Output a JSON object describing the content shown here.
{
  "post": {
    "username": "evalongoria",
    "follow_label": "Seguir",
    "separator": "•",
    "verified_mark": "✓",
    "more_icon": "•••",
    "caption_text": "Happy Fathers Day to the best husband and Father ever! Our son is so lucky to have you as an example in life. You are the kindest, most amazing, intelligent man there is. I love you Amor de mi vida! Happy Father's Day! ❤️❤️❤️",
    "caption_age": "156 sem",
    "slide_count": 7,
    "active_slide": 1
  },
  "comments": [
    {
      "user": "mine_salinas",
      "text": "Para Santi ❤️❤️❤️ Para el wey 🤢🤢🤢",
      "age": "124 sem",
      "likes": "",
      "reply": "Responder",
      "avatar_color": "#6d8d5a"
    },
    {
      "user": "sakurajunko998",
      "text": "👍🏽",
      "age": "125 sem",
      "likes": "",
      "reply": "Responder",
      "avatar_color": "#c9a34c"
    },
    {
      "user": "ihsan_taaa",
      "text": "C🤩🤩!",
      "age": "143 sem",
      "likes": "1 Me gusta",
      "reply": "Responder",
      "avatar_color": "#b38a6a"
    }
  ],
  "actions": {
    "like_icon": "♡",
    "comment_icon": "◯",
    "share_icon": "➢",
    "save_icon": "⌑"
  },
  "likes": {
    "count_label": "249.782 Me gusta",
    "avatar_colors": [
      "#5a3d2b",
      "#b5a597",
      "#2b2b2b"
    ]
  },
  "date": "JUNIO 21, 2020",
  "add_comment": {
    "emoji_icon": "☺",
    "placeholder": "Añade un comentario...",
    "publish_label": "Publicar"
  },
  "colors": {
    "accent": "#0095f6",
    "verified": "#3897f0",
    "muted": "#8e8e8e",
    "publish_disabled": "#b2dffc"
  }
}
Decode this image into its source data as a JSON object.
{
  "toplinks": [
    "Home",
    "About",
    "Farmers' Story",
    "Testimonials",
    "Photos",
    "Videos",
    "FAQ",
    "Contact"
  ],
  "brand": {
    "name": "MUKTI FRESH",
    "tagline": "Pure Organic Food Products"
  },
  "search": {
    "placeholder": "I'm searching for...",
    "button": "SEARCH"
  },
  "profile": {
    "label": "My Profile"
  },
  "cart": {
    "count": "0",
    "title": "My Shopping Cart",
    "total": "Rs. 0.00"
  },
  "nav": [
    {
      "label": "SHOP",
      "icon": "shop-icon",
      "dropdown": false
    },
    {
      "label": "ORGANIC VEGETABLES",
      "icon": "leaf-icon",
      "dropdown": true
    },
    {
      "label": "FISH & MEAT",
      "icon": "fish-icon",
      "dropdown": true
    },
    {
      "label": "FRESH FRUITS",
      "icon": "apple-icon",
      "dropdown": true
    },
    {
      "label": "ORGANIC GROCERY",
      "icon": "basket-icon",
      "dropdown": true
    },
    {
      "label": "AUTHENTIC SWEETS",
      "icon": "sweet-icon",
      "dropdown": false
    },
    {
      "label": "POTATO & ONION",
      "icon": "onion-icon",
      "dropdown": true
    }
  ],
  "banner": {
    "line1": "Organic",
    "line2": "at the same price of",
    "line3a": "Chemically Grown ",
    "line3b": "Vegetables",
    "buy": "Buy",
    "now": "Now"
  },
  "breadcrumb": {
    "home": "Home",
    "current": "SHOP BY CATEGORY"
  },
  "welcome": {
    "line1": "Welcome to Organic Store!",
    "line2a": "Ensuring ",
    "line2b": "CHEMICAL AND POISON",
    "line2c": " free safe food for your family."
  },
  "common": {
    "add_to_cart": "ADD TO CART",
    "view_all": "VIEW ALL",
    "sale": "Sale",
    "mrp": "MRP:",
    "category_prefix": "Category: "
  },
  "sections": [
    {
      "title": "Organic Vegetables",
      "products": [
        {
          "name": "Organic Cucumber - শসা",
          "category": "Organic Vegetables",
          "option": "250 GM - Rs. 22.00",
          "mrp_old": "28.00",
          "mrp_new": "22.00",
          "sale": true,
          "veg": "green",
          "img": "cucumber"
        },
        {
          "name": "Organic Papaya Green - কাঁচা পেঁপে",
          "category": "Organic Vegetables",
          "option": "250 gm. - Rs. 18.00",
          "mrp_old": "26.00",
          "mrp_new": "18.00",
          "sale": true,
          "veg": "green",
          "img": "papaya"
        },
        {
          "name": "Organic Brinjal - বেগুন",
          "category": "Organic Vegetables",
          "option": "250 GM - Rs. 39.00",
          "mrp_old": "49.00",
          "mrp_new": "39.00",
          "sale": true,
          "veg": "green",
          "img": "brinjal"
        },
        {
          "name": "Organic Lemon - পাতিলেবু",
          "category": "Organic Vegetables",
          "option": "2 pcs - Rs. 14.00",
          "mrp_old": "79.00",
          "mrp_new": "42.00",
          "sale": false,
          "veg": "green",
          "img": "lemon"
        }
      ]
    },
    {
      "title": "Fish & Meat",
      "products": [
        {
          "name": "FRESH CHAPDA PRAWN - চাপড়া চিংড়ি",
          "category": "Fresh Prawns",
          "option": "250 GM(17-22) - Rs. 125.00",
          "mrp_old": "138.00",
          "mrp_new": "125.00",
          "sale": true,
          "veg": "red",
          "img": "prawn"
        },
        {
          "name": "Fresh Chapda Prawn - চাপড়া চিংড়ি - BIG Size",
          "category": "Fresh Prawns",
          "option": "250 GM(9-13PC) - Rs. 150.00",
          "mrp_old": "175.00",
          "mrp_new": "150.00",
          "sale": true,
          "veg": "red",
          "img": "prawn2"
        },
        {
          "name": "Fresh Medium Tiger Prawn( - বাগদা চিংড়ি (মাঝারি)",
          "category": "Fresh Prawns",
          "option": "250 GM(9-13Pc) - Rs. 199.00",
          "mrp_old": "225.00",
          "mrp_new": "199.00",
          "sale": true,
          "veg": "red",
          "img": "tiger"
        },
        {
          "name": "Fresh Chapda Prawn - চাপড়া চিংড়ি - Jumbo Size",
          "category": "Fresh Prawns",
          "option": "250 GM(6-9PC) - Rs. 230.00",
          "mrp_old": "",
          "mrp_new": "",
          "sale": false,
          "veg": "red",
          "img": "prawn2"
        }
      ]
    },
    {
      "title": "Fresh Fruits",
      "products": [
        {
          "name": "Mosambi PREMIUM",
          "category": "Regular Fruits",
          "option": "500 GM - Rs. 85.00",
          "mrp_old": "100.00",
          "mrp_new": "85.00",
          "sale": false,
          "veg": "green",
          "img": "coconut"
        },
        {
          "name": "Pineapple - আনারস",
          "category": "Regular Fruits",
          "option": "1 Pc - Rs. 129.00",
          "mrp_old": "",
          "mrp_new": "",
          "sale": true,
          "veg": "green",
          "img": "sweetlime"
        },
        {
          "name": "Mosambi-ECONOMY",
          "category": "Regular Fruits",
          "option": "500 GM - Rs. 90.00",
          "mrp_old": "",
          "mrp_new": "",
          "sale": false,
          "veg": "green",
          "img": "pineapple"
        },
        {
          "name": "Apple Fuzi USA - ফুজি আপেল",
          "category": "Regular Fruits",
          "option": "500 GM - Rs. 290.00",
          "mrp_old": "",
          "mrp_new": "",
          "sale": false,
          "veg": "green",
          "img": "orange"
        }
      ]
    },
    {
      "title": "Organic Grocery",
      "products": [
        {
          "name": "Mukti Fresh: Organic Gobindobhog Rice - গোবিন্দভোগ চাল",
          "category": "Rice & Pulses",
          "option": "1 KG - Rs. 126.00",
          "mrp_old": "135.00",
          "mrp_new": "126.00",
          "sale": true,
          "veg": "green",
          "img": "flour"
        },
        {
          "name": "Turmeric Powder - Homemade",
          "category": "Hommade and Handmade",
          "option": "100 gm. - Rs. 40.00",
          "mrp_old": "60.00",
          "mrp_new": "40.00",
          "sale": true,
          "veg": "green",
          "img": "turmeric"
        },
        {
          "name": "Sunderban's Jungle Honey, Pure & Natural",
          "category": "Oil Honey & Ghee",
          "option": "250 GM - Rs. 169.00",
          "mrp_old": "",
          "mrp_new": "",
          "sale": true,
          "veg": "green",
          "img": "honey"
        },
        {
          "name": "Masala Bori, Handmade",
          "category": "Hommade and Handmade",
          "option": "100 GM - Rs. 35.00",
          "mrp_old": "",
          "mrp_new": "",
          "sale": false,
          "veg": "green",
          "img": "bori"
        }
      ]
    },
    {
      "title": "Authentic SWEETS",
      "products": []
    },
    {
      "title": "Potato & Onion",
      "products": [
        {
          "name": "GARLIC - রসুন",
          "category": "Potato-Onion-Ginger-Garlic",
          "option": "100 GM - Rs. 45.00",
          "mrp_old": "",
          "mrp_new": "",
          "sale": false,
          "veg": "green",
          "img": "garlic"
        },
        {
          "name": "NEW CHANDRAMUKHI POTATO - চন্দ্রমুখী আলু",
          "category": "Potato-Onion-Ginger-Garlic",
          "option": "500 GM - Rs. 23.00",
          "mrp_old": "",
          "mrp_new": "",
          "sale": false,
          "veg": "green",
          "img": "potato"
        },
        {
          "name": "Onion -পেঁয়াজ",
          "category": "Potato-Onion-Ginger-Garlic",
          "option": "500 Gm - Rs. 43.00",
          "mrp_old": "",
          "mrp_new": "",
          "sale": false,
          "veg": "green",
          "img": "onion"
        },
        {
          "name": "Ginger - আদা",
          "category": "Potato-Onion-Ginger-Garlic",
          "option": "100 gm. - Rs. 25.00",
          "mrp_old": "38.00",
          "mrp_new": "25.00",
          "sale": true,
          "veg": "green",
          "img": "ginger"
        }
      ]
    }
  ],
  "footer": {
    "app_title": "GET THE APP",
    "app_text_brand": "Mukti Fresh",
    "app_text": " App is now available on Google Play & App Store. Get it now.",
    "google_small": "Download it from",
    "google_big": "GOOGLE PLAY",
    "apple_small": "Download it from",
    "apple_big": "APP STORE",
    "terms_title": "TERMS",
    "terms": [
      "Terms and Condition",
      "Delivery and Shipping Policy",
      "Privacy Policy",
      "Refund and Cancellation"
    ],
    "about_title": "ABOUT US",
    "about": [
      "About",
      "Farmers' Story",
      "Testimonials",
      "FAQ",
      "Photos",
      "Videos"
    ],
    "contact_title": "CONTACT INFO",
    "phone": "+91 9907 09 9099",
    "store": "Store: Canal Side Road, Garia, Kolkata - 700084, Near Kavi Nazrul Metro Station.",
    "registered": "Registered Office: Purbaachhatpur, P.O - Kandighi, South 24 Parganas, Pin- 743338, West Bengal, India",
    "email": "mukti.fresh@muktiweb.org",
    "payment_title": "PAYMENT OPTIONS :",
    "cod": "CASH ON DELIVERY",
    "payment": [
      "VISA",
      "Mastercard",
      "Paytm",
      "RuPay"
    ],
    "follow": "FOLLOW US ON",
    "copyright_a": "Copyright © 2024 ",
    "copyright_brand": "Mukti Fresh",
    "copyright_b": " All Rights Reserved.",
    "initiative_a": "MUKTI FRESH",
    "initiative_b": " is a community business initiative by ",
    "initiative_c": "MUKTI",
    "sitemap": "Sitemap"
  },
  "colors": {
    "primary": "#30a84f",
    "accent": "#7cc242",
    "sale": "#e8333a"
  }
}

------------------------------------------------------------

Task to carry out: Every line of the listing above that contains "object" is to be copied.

Output for this exercise:
Output a JSON object describing the content shown here.
Decode this image into its source data as a JSON object.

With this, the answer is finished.